**WHAT IS EXPECTED:** All of the data needs to be reproduced with no alterations.

**AVAILABLE RECORDS:**
—————

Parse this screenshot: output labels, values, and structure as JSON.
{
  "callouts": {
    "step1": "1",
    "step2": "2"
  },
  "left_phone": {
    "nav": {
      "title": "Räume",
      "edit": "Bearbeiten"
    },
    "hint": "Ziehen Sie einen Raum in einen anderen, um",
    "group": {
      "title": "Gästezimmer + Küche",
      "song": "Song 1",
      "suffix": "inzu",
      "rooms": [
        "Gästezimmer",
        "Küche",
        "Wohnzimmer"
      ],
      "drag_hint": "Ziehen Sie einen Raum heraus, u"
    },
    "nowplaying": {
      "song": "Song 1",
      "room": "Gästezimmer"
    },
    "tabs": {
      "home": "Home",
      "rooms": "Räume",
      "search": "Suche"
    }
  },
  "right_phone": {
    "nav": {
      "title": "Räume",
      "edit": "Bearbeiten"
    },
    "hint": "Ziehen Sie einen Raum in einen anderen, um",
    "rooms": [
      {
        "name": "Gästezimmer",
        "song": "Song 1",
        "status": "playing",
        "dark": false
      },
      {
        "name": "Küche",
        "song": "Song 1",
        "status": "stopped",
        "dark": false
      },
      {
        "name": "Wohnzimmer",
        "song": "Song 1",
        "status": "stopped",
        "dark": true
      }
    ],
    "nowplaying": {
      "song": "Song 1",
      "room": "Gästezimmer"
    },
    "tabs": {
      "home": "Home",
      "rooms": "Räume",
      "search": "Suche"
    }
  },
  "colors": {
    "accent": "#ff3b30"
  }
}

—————

**TASK RESPONSE:**
Parse this screenshot: output labels, values, and structure as JSON.
{
  "callouts": {
    "step1": "1",
    "step2": "2"
  },
  "left_phone": {
    "nav": {
      "title": "Räume",
      "edit": "Bearbeiten"
    },
    "hint": "Ziehen Sie einen Raum in einen anderen, um",
    "group": {
      "title": "Gästezimmer + Küche",
      "song": "Song 1",
      "suffix": "inzu",
      "rooms": [
        "Gästezimmer",
        "Küche",
        "Wohnzimmer"
      ],
      "drag_hint": "Ziehen Sie einen Raum heraus, u"
    },
    "nowplaying": {
      "song": "Song 1",
      "room": "Gästezimmer"
    },
    "tabs": {
      "home": "Home",
      "rooms": "Räume",
      "search": "Suche"
    }
  },
  "right_phone": {
    "nav": {
      "title": "Räume",
      "edit": "Bearbeiten"
    },
    "hint": "Ziehen Sie einen Raum in einen anderen, um",
    "rooms": [
      {
        "name": "Gästezimmer",
        "song": "Song 1",
        "status": "playing",
        "dark": false
      },
      {
        "name": "Küche",
        "song": "Song 1",
        "status": "stopped",
        "dark": false
      },
      {
        "name": "Wohnzimmer",
        "song": "Song 1",
        "status": "stopped",
        "dark": true
      }
    ],
    "nowplaying": {
      "song": "Song 1",
      "room": "Gästezimmer"
    },
    "tabs": {
      "home": "Home",
      "rooms": "Räume",
      "search": "Suche"
    }
  },
  "colors": {
    "accent": "#ff3b30"
  }
}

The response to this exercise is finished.